Bacteria vs. Viruses


Bacteria Vs. Viruses (or simply Germs?)

 Germs” (Latin germen, meaning ‘seed’ or ‘sprout’) is a common term that includes bacteria, viruses, and other microscopic particles (fungi, and protozoa) that cause illness in humans. This term is however not widely used in formal science these days.

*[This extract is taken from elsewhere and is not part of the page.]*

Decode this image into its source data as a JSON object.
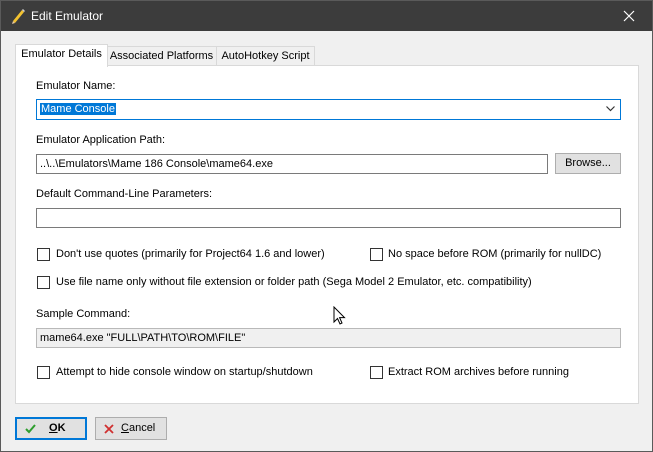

Bacteria (bak·teeuh·ree·uh) and viruses (vai·ruh·suhz) are found almost everywhere and anywhere. You can find them in soil, water, air, your clothes, house and inside your body too. They are present in the depths of the oceans as well as on the top of the mountains. You can find them in the extreme of the extreme conditions on the planet where you would expect no life to exist (check ‘what are extremophiles?’). They can infect plants, animals, and people, but don’t necessarily make us sick every time.

Feature/Character

Bacteria

Virus

How do they look?

You’ll need a microscope though since they are microscopic


How many cells do they have?

(humans have on an average ~37 trillion cells)

Single-celled


No cell


Size

(Human: 175 cm)

0.3 - 2 μ (0.00003 - 0.0002 cm)

0.02 - 0.3 μ (0.000002 - 0.00003 cm)

The largest virus is still smaller than the smallest bacterium

Cell type (humans are eukaryotic)

Prokaryotic

Acellular (no cellular organelles, cannot grow or divide or carry out independent metabolism)

Made of?

Organelles and genetic material within a cell wall

Genetic material within protein capsule (some have an envelope too)

Genetic material

DNA and RNA

DNA or RNA

Living attributes

Living

Between living and non-living things

Need for host

Can replicate without host too

Need a living cell to replicate

Where do they survive

Anywhere and everywhere (Outside/inside body)

Host needed (only reproduce by attaching themselves to cells)

Cellular machinery (ribosome, etc)

Present

Absent

Type of organism

Mostly intercellular (live between cells); some intracellular

Intracellular (live inside the cell)

Harmful?

Most are harmless.

Some are beneficial while some are disease-causing (pathogenic)

Most are harmful

Infections

Food poisoning, gastritis, ulcers, pneumonia, etc

Common cold, influenza, chickenpox, AIDS etc

Treatment

Antibiotics

Antiviral drugs

Benefits

Some bacteria are beneficial (as normal flora, probiotics, fermenters, etc.)

Viruses are not beneficial. (can be useful in genetic engineering)

Examples

Escherichia coli, Salmonella, Mycobacteria, Staphylococcus species

Coronavirus, Ebola virus, SARS, HIV, Hepatitis A virus

Remember: Antibiotics are meant to fight bacteria but not viruses. That’s why your doctor will not prescribe antibiotics for flu or common cold. 


Here are some video links if you are interested in knowing about: 

Where do new viruses come from: https://www.youtube.com/watch?v=NJLXdsO1GBI

Viruses and Bacteria: What's the difference and who cares anyway? - Plain and Simple: https://www.youtube.com/watch?v=O7iaPos8a90 


- By Venkata Krishnan